After 2014’s A Girl at My Door, the film world eagerly awaited what July Jung would do next. Eight years later, she’s returned with a workplace drama loosely based on a real, worrying story. When a teenage girl, Sohee, takes her life, an investigation reveals that the otherwise cheerful youngster was being exploited at a stressful call-centre job. As well as its topical exploration of toxic workplaces and how industries can improve, Next Sohee promises fine acting – it stars Doona Bae from The Host and Linda Linda Linda.


A provocative Norwegian comedy about two edgelords trying to outdo each other, Sick of Myself is like the competitive flirting scene in The Worst Person in the World – in reverse. Set in Oslo, Borgli’s third feature introduces a male artist, Thomas, whose latest schtick is an installation of stolen chairs. Jealous of his minor fame, Signe (played by Kristine Kujath Thorp from Ninjababy), his girlfriend, downs pharmaceuticals to deliberately develop a Cronenbergian skin disease and amass media attention. You will watch through your fingers as to how it escalates.
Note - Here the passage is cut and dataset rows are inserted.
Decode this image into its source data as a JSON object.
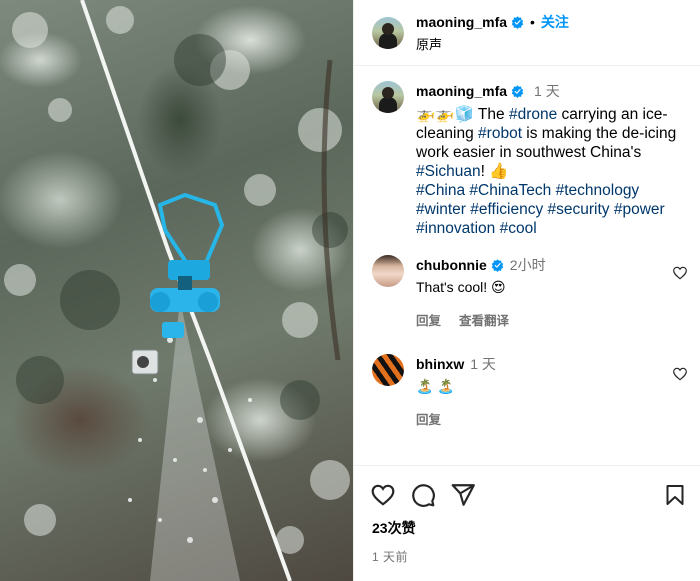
{
  "header": {
    "username": "maoning_mfa",
    "separator": "•",
    "follow_label": "关注",
    "audio_label": "原声"
  },
  "caption": {
    "username": "maoning_mfa",
    "time": "1 天",
    "emoji_prefix": "🚁🚁🧊",
    "t1": " The ",
    "tag_drone": "#drone",
    "t2": " carrying an ice-cleaning ",
    "tag_robot": "#robot",
    "t3": " is making the de-icing work easier in southwest China's ",
    "tag_sichuan": "#Sichuan",
    "t4": "! 👍",
    "tags_line1": "#China #ChinaTech #technology",
    "tags_line2": "#winter #efficiency #security #power",
    "tags_line3": "#innovation #cool"
  },
  "comments": [
    {
      "username": "chubonnie",
      "time": "2小时",
      "text": "That's cool! 😍",
      "reply_label": "回复",
      "translate_label": "查看翻译"
    },
    {
      "username": "bhinxw",
      "time": "1 天",
      "text": "🏝️ 🏝️",
      "reply_label": "回复"
    }
  ],
  "footer": {
    "likes": "23次赞",
    "posted": "1 天前"
  },
  "colors": {
    "link": "#00376b",
    "follow": "#0095f6",
    "muted": "#737373",
    "verified": "#0095f6",
    "robot": "#1ea8e0"
  },
  "icons": [
    "verified-badge-icon",
    "heart-icon",
    "comment-icon",
    "share-icon",
    "save-icon"
  ]
}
While you eagerly await Greta Gerwig’s Barbie, which she co-wrote with Noah Baumbach, there’s Baumbach’s Gerwig-starring adaptation of Don DeLillo’s White Noise – a talky drama that allegedly cost $140 million. Starring Adam Driver as a professor of Hitler studies, Baumbach’s black comedy mixes the director’s trademark observations about family life (Gerwig and Driver are married, thus living out a Frances Ha fantasy) with the threat of a so-called Airborne Toxic Event. Also look out for Jodie Turner-Smith, Andre 3000, and a comeback song from LCD Soundsystem.


When the first two seasons of The Kingdom aired in the 1990s, Lars von Trier openly called it his version of Twin Peaks. And like David Lynch’s TV creation, The Kingdom has returned for a third season, several decades later – and these LFF screenings might be the only chance to catch it on the big screen. Set in a soapy, supernatural hospital in Copenhagen where staff can be impregnated by a ghost, The Kingdom Exodus allows von Trier to be as ridiculous and controversial as he pleases – this time with Willem Dafoe and Alexander Skarsgård joining the cast.

The BFI London Film Festival runs from October 5 to 16. BFI members can book tickets now. Tickets go on sale to the public on Tuesday September 13 at 10am. More information can be found here

If you’re 25 or under and want £5 tickets, more information can be found here